Coach Fran Flory has always had high expectations for every recruiting class and throws them into the deep end as soon as they step on campus. She pushes them as far as they can go to understand if they can be successful and impactful in their freshman season.
"I think Coach Fran has really been a helping hand in making me understand college volleyball," Hilliard said. "You have to be able to get into a tempo with your program very quickly. She’s been very vocal, trying to help me understand the new tempos, how to connect with setters, how to get the tempo on digs and stuff. It’s almost as if I’m relearning the entire sport."
Flory’s desire for her players to succeed both in volleyball and outside of the sport, illustrates the familial culture around LSU. Her personal motto for the volleyball program is that "people are the product." She works to make sure each player is a better person when they walk out of the PMAC at the end of their senior season.
"I think the end goals is similar to a normal family would be ,and that drives the culture," Flory said.
While being away from the people that have been a part of her life for 17 years was a huge decision to make, she has no doubt she made the right one.
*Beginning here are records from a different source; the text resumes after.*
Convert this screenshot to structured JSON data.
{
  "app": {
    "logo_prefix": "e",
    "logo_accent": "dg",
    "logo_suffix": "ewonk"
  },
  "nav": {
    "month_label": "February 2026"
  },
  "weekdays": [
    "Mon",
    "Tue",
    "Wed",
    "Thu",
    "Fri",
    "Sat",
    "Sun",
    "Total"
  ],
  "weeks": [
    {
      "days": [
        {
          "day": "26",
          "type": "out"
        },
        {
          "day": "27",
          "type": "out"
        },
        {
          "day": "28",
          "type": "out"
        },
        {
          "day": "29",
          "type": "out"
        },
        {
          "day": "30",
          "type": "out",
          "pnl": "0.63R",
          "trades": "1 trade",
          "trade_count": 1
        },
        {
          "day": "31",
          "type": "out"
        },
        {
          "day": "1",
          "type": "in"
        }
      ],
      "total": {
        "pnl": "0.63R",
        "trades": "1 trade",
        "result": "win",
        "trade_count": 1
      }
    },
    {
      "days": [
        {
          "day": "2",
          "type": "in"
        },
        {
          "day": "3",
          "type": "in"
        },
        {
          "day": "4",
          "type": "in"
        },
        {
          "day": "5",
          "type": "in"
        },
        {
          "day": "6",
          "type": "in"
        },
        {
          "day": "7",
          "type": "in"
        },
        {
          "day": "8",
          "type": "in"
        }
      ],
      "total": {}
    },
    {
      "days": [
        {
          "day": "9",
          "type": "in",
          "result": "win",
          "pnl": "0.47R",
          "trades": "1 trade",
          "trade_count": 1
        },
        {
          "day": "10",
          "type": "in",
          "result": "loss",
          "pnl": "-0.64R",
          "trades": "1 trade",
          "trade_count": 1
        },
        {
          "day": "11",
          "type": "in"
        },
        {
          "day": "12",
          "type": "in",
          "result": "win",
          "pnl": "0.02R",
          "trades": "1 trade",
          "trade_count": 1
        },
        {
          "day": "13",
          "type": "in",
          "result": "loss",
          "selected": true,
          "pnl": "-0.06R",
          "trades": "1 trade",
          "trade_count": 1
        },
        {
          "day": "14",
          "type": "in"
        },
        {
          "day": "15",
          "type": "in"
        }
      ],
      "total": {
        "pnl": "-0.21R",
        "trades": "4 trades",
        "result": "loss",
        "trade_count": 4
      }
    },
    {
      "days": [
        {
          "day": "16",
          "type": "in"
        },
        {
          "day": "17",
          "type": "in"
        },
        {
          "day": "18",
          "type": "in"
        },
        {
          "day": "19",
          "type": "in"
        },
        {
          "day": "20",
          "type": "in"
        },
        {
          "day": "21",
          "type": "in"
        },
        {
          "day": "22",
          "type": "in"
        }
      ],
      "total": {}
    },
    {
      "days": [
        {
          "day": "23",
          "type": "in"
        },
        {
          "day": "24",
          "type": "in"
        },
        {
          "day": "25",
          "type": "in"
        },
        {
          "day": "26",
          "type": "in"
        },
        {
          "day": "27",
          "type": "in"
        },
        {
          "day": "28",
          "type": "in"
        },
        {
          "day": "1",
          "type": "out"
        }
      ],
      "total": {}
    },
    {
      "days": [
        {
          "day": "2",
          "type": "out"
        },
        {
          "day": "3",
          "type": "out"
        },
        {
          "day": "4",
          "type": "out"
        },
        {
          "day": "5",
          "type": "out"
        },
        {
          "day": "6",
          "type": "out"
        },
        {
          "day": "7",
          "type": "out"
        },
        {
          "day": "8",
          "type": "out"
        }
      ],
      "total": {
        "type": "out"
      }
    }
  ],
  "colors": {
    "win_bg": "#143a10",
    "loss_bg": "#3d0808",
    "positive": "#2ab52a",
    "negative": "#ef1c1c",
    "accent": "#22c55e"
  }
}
Sometimes it still doesn’t even seem real.
"I think the true excitement started at the Purple and Gold Scrimmage because that was our first time being able to play on the LSU home court and get our faces up on the screen and have our families out in the crowd," Hilliard said. "That was probably the moment I realized that this was all real."